Diyarbakir (AFP): Turkish police clashed with protesters in Diyarbakir on Wednesday, using tear gas and water cannon to prevent them demonstrating against the detention of the Kurdish-majority city’s co-mayors.
Gultan Kisanak and Firat Anli were taken into custody on Tuesday night in a surprise move against the leaders of a city which has been hit by the renewed fighting between Turkish security forces and members of the outlawed Kurdistan Workers’ Party (PKK).
The two were detained as part of a “terrorism” probe, security officials said. The Diyarbakir prosecutor said in a statement that Kisanak and Anli were accused of having links to the PKK and “inciting violence”.
Hundreds of protesters tried to march to the town hall in Diyarbakir, the largest city in Kurdish-majority southeastern Turkey, some throwing rocks at police, an AFP correspondent said.
– ‘No to intimidation’ –
Officers responded using batons, tear gas and water cannon to repel the protesters, the correspondent said.
“The pressure will not intimidate us,” demonstrators chanted.
The Diyarbakir governor’s office had warned that any planned demonstrations on Wednesday were “unlawful” and would not be allowed, saying that since August 15, public gatherings and meetings were banned in the city.
Other rallies were planned elsewhere in Turkey including Istanbul.
The prosecutor said Kisanak was accused of being a member of the PKK, while both individuals had made speeches in support of the rebel group.
They are also alleged to have allowed the use of municipal vehicles for the “funerals of terrorist members”, the prosecutor added, referring to the PKK.
The PKK is proscribed as a terrorist organisation by Turkey as well as the European Union and United States.
More than 40,000 people have been killed since it first launched an insurgency in the southeast in 1984.
A two-and-a-half-year ceasefire collapsed last July which led to almost daily attacks by the PKK against security forces while Ankara launched military operations in the southeast to rid urban areas of fighters.

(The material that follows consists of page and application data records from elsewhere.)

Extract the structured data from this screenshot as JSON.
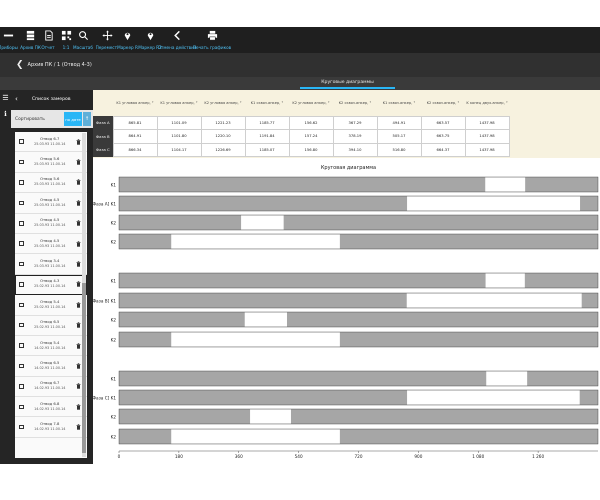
{
  "toolbar": {
    "buttons": [
      {
        "label": "Приборы",
        "icon": "minus-icon"
      },
      {
        "label": "Архив ПК",
        "icon": "database-icon"
      },
      {
        "label": "Отчет",
        "icon": "document-icon"
      },
      {
        "label": "1:1",
        "icon": "qr-icon"
      },
      {
        "label": "Масштаб",
        "icon": "search-icon"
      },
      {
        "label": "Перемест.",
        "icon": "move-icon"
      },
      {
        "label": "Маркер R",
        "icon": "pin-icon"
      },
      {
        "label": "Маркер R2",
        "icon": "pin-icon"
      },
      {
        "label": "Отмена действия",
        "icon": "chevron-left-icon"
      },
      {
        "label": "Печать графиков",
        "icon": "printer-icon"
      }
    ]
  },
  "breadcrumb": {
    "text": "Архив ПК / 1 (Отвод 4-3)"
  },
  "tabs": {
    "active": "Круговые диаграммы"
  },
  "sidebar": {
    "title": "Список замеров",
    "sort_label": "Сортировать",
    "sort_button": "по дате",
    "measurements": [
      {
        "name": "Отвод 6-7",
        "date": "25.03.93 11.00.14",
        "selected": false
      },
      {
        "name": "Отвод 5-6",
        "date": "25.03.93 11.00.14",
        "selected": false
      },
      {
        "name": "Отвод 5-6",
        "date": "25.03.93 11.00.14",
        "selected": false
      },
      {
        "name": "Отвод 4-5",
        "date": "25.03.93 11.00.14",
        "selected": false
      },
      {
        "name": "Отвод 4-5",
        "date": "25.03.93 11.00.14",
        "selected": false
      },
      {
        "name": "Отвод 4-5",
        "date": "25.03.93 11.00.14",
        "selected": false
      },
      {
        "name": "Отвод 3-4",
        "date": "25.03.93 11.00.14",
        "selected": false
      },
      {
        "name": "Отвод 4-3",
        "date": "25.02.93 11.00.14",
        "selected": true
      },
      {
        "name": "Отвод 5-4",
        "date": "25.02.93 11.00.14",
        "selected": false
      },
      {
        "name": "Отвод 6-5",
        "date": "25.02.93 11.00.14",
        "selected": false
      },
      {
        "name": "Отвод 5-4",
        "date": "14.02.93 11.00.14",
        "selected": false
      },
      {
        "name": "Отвод 6-5",
        "date": "14.02.93 11.00.14",
        "selected": false
      },
      {
        "name": "Отвод 6-7",
        "date": "14.02.93 11.00.14",
        "selected": false
      },
      {
        "name": "Отвод 6-8",
        "date": "14.02.93 11.00.14",
        "selected": false
      },
      {
        "name": "Отвод 7-8",
        "date": "14.02.93 11.00.14",
        "selected": false
      }
    ]
  },
  "table": {
    "headers": [
      "K1 угловая анкер, °",
      "K1 угловая анкер, °",
      "K2 угловая анкер, °",
      "K1 сквоз.анкер, °",
      "K2 угловая анкер, °",
      "K2 сквоз.анкер, °",
      "K1 сквоз.анкер, °",
      "K2 сквоз.анкер, °",
      "K конец двух.анкер, °"
    ],
    "rows": [
      {
        "label": "Фаза А",
        "values": [
          "865.81",
          "1101.09",
          "1221.23",
          "1185.77",
          "156.62",
          "367.29",
          "494.91",
          "663.57",
          "1437.98"
        ]
      },
      {
        "label": "Фаза В",
        "values": [
          "864.91",
          "1101.80",
          "1220.10",
          "1191.84",
          "157.24",
          "378.19",
          "505.17",
          "663.75",
          "1437.98"
        ]
      },
      {
        "label": "Фаза С",
        "values": [
          "866.34",
          "1104.17",
          "1226.69",
          "1185.07",
          "156.80",
          "394.10",
          "516.80",
          "664.37",
          "1437.98"
        ]
      }
    ]
  },
  "chart_data": {
    "type": "bar",
    "title": "Круговая диаграмма",
    "xlim": [
      0,
      1440
    ],
    "xticks": [
      "0",
      "180",
      "360",
      "540",
      "720",
      "900",
      "1 080",
      "1 260"
    ],
    "colors": {
      "fill": "#a6a6a6",
      "gap": "#ffffff",
      "stroke": "#333333"
    },
    "groups": [
      {
        "label": "[Фаза А]",
        "rows": [
          {
            "label": "K1",
            "gaps": [
              [
                1101,
                1221
              ]
            ]
          },
          {
            "label": "K1",
            "gaps": [
              [
                866,
                1386
              ]
            ]
          },
          {
            "label": "K2",
            "gaps": [
              [
                367,
                495
              ]
            ]
          },
          {
            "label": "K2",
            "gaps": [
              [
                157,
                664
              ]
            ]
          }
        ]
      },
      {
        "label": "[Фаза В]",
        "rows": [
          {
            "label": "K1",
            "gaps": [
              [
                1102,
                1220
              ]
            ]
          },
          {
            "label": "K1",
            "gaps": [
              [
                865,
                1391
              ]
            ]
          },
          {
            "label": "K2",
            "gaps": [
              [
                378,
                505
              ]
            ]
          },
          {
            "label": "K2",
            "gaps": [
              [
                157,
                664
              ]
            ]
          }
        ]
      },
      {
        "label": "[Фаза С]",
        "rows": [
          {
            "label": "K1",
            "gaps": [
              [
                1104,
                1227
              ]
            ]
          },
          {
            "label": "K1",
            "gaps": [
              [
                866,
                1385
              ]
            ]
          },
          {
            "label": "K2",
            "gaps": [
              [
                394,
                517
              ]
            ]
          },
          {
            "label": "K2",
            "gaps": [
              [
                157,
                664
              ]
            ]
          }
        ]
      }
    ]
  }
}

Last month, 24 mayors suspected of links to the PKK were suspended and replaced with officials close to the ruling Justice and Development Party (AKP) co-founded by President Recep Tayyip Erdogan.